DATASET CONTENT:
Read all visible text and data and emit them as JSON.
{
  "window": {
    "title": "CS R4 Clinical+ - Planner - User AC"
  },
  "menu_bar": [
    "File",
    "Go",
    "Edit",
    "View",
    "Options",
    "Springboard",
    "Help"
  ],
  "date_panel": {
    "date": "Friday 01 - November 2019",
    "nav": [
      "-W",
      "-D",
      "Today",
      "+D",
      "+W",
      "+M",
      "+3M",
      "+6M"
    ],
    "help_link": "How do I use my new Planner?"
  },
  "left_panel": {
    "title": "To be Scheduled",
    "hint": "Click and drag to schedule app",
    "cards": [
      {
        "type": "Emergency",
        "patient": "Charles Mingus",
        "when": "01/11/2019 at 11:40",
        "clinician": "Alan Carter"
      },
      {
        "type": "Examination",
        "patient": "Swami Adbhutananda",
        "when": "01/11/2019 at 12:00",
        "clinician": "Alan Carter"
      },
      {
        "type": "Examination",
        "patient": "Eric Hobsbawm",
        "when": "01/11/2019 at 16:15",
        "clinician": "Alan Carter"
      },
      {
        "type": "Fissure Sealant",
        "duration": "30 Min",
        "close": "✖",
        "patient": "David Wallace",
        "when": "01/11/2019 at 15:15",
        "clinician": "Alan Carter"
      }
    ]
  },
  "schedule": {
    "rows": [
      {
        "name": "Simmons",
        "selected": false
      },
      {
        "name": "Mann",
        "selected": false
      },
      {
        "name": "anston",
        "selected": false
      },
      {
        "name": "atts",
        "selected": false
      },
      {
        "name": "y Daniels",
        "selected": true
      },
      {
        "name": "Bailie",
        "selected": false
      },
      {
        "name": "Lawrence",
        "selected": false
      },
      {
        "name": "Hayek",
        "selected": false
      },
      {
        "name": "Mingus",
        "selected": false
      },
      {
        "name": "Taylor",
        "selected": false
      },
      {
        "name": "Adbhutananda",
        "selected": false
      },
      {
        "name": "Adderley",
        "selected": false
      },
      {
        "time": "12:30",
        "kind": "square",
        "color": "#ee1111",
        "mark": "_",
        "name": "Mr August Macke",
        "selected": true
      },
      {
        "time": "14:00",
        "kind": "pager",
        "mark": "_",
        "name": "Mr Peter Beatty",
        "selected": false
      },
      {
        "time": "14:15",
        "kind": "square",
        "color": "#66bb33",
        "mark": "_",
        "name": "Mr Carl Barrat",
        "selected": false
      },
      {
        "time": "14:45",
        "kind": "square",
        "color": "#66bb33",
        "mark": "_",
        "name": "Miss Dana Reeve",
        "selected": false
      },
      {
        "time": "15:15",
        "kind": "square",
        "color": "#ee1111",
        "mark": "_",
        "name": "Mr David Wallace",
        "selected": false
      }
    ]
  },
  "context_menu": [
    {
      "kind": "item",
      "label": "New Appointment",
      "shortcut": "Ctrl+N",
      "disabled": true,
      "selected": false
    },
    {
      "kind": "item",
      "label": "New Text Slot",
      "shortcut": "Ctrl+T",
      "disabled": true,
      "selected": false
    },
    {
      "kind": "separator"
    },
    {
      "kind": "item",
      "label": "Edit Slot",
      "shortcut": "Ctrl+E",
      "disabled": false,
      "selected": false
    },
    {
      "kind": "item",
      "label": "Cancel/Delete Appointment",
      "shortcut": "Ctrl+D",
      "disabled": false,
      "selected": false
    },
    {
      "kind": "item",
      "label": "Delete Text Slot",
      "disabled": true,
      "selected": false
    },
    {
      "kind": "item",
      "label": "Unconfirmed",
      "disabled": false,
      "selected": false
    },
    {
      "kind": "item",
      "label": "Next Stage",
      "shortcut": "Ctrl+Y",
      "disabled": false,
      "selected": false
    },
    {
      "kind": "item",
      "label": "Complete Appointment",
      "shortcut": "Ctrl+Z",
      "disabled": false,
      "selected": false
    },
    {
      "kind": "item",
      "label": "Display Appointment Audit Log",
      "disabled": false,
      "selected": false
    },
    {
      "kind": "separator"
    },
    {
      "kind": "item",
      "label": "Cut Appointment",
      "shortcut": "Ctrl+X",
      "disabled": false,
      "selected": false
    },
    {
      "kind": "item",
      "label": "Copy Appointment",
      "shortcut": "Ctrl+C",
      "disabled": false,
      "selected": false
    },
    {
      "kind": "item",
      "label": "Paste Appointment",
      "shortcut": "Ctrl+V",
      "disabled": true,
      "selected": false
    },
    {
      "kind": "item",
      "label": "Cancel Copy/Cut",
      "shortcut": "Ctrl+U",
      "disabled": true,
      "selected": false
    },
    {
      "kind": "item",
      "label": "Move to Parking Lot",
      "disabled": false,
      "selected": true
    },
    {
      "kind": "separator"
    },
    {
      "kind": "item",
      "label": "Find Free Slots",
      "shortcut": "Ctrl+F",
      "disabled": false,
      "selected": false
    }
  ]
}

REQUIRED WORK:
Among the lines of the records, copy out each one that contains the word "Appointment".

REPLY TO THE EXERCISE:
      "label": "New Appointment",
      "label": "Cancel/Delete Appointment",
      "label": "Complete Appointment",
      "label": "Display Appointment Audit Log",
      "label": "Cut Appointment",
      "label": "Copy Appointment",
      "label": "Paste Appointment",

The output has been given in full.